Photo Courtesy: Vincent Lai


The Fixers Collective is something of a social experiment. It brings together people of various backgrounds who all have one thing in common -- they like to fix things. In fact, they will fix your stuff for free. They meet a couple of times a month at locations throughout the city. People bring in everything, from Macbook and iPhones, to antique clocks for repair. 

Vincent Lai is the lead organizer. He said this effort cultivates a greater appreciation for our things.

"I think that a lot of people pull that trigger way too early when they throw things away or turn it in for recycling," said Lai.

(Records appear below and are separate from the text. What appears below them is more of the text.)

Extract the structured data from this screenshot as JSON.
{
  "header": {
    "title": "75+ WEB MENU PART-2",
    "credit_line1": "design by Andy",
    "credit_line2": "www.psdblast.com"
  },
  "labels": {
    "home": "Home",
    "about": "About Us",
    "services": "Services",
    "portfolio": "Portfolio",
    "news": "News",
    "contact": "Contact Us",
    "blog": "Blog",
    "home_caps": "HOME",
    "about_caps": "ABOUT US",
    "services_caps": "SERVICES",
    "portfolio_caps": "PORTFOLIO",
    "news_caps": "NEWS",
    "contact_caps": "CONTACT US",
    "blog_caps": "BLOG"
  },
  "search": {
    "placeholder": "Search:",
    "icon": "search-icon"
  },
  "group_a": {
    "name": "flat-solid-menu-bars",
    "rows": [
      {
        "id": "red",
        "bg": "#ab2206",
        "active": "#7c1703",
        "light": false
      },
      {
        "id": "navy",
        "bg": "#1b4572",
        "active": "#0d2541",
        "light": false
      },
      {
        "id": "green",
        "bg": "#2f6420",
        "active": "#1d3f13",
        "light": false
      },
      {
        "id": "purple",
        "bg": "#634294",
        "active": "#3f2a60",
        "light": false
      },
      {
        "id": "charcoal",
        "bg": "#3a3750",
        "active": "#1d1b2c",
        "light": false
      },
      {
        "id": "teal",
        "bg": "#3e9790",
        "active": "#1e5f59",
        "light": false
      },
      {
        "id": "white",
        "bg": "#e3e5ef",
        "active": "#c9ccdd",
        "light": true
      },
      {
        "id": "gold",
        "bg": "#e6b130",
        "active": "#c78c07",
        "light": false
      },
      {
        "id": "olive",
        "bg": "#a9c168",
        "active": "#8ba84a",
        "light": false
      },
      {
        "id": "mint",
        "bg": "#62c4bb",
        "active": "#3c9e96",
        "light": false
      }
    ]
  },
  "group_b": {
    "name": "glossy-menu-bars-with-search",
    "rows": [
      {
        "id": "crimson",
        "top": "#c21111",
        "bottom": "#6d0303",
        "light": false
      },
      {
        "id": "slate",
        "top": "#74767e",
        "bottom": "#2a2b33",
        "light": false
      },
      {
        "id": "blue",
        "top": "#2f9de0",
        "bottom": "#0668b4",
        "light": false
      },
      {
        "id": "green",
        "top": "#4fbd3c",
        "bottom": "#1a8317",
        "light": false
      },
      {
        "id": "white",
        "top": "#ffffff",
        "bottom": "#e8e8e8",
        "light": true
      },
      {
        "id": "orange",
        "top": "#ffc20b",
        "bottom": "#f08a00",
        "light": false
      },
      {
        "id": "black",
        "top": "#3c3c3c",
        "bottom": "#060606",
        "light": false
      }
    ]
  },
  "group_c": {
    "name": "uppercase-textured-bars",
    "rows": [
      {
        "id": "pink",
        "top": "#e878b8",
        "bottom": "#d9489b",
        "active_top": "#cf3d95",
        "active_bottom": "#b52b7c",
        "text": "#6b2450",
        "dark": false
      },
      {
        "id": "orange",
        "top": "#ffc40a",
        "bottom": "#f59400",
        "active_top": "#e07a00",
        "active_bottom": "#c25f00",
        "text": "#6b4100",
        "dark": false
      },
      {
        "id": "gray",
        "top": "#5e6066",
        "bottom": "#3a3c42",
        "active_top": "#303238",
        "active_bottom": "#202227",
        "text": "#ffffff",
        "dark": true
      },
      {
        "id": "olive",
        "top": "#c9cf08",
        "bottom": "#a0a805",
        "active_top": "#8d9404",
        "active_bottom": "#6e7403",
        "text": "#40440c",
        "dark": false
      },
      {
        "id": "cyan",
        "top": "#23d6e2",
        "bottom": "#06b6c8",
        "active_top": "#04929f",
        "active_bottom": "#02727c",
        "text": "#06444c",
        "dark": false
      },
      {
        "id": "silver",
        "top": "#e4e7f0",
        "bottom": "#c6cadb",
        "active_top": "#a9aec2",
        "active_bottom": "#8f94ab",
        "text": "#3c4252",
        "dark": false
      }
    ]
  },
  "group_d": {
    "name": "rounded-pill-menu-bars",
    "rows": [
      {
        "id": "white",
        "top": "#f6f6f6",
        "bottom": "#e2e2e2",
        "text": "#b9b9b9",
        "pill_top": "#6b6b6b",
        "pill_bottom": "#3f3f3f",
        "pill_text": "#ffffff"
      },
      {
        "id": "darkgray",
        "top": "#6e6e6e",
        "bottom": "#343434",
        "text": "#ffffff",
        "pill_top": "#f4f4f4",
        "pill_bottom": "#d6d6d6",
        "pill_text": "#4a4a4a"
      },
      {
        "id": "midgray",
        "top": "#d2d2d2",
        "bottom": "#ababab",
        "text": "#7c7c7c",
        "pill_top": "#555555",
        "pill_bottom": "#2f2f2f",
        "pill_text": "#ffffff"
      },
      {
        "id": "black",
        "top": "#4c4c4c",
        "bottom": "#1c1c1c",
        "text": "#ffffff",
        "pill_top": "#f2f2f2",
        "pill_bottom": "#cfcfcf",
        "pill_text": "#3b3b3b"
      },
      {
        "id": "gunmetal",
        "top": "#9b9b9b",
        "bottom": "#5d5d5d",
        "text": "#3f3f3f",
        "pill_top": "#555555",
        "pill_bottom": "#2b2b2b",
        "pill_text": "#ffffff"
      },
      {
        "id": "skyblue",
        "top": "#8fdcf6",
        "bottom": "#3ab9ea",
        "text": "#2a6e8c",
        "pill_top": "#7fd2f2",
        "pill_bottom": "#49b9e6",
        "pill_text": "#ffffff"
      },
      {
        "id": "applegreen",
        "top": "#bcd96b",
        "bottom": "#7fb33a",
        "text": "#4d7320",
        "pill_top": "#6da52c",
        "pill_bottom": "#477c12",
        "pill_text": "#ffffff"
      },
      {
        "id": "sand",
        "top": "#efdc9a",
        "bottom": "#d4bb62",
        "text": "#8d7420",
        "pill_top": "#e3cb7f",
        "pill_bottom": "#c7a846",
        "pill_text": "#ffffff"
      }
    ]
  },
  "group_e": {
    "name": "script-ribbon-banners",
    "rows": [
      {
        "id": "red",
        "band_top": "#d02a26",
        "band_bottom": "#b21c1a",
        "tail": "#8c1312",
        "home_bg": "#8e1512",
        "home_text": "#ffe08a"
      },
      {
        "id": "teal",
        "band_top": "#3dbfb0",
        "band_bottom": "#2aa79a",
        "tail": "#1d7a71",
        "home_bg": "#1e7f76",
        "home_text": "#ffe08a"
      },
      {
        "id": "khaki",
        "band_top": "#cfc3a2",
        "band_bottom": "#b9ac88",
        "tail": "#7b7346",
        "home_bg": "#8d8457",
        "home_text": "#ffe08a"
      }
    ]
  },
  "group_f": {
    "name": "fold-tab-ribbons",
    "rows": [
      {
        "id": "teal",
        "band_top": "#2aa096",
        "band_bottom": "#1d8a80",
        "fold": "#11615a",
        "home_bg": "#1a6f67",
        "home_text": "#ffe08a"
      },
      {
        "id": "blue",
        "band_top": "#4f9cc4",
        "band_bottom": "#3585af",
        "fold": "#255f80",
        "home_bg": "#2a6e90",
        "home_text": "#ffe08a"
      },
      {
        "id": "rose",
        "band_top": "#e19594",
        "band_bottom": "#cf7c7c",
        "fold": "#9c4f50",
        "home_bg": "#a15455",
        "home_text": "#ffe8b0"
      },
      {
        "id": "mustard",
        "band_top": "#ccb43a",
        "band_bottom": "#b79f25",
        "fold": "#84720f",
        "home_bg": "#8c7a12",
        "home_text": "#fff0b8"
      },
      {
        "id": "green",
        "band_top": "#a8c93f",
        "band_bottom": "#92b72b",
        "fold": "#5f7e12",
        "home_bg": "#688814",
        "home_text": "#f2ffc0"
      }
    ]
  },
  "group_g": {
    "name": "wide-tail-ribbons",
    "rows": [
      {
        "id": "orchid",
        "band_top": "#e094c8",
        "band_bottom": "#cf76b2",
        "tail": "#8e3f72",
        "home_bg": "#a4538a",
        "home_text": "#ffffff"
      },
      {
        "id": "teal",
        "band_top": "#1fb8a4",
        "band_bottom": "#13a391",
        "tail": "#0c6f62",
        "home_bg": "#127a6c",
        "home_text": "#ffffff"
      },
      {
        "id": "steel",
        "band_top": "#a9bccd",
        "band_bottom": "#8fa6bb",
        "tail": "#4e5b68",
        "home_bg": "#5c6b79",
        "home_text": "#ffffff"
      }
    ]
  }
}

Joe Holdner is a retired science teacher. His task was to fix a defcunt leaf blower-- a job Holdner called simple, once inside the machine. 

"It takes 5 minutes to repair, but an hour taking them apart and putting them back together," said Holdner. 

David Klein is a Rabbi from Park Slope, Brooklyn. He tinkers with his 60 year old KitchenAid mixer, which is on the fritz. He won't discard it because of some simple advice he got as a kid. 

"My mother told me many many years ago to fix things and not throw them away, thats all," said Klein.  

Staten Island resident Margaret Siggilino brought her printer to the Fixers Collective to avoid contributing to environmental baggage. 

"I know a printer is not that expensive, but if you can get it fixed and keep it out of the waste stream, that gives me piece of mind," said Siggilino. 

Electronic waste occupies two percent of landfills, but accounts for 70 percent of the overall tox waste strean, according to